Pubmed ID




Scopus ID

2-s2.0-0035204455   89 Citations


We investigated the mechanisms of esophageal distension-induced reflexes in decerebrate cats. Slow air esophageal distension activated esophago-upper esophageal sphincter (UES) contractile reflex (EUCR) and secondary peristalsis (2P). Rapid air distension activated esophago-UES relaxation reflex (EURR), esophago-glottal closure reflex (EGCR), esophago-hyoid distraction reflex (EHDR), and esophago-esophagus contraction reflex (EECR). Longitudinal esophageal stretch did not activate these reflexes. Magnitude and timing of EUCR were related to 2P but not injected air volume. Cervical esophagus transection did not affect the threshold of any reflex. Bolus diversion prevented swallow-related esophageal peristalsis. Lidocaine or capsaicin esophageal perfusion, esophageal mucosal layer removal, or intravenous baclofen blocked or inhibited EURR, EGCR, EHDR, and EECR but not EUCR or 2P. Thoracic vagotomy blocked all reflexes. These six reflexes can be activated by esophageal distension, and they occur in two sets depending on inflation rate rather than volume. EUCR was independent of 2P, but 2P activated EUCR; therefore, EUCR may help prevent reflux during peristalsis. All esophageal peristalsis may be secondary to esophageal stimulation in the cat. EURR, EHDR, EGCR, and EECR may contribute to belching and are probably mediated by capsaicin-sensitive, rapidly adapting mucosal mechanoreceptors. GABA-B receptors also inhibit these reflexes. EUCR and 2P are probably mediated by slowly adapting muscular mechanoreceptors. All six reflexes are mediated by vagal afferent fibers.

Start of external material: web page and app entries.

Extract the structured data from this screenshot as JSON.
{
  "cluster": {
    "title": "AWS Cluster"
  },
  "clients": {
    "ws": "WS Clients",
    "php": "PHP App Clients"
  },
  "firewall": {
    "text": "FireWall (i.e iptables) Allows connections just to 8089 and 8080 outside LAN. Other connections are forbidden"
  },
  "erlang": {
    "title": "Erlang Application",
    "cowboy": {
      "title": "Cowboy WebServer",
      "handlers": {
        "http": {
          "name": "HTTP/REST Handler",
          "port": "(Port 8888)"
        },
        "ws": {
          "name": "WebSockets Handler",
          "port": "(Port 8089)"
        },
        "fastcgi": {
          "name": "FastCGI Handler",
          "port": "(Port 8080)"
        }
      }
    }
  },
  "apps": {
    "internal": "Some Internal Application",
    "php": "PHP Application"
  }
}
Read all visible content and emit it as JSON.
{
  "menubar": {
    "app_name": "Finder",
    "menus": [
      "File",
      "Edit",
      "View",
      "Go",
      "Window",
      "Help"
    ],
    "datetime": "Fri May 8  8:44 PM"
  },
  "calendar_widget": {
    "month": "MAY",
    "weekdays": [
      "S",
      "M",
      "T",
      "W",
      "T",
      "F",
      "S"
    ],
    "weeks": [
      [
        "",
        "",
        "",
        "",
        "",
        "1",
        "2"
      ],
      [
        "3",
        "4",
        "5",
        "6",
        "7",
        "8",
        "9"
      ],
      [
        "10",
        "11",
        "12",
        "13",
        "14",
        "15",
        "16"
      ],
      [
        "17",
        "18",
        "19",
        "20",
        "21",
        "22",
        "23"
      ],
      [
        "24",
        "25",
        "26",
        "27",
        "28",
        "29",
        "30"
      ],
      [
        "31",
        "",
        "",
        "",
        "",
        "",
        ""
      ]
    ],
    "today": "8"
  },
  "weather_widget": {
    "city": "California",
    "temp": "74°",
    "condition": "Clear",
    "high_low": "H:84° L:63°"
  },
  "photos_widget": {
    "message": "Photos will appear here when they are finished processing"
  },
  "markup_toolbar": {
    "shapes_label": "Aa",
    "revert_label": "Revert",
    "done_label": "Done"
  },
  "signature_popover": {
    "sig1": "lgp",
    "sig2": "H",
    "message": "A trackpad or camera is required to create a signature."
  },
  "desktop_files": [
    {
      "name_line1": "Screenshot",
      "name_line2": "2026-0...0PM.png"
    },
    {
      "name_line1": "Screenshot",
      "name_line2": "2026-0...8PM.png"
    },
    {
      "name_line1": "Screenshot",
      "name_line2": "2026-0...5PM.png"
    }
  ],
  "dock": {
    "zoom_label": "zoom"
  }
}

Author List

Lang IM, Medda BK, Shaker R


Ivan M. Lang DVM, PhD Professor in the Medicine department at Medical College of Wisconsin
Bidyut K. Medda PhD Associate Professor in the Medicine department at Medical College of Wisconsin
Reza Shaker MD Assoc Provost, Sr Assoc Dean, Ctr Dir, Chief, Prof in the Medicine department at Medical College of Wisconsin

MESH terms used to index this publication - Major topics in bold

Afferent Pathways
Decerebrate State
Esophagogastric Junction
Mucous Membrane
Muscle Contraction
Muscle Relaxants, Central
Pharyngeal Muscles
Stress, Mechanical
Time Factors
jenkins-FCD Prod-466 5b81815b8b3d1f46bfec16512ed5f574613f59c5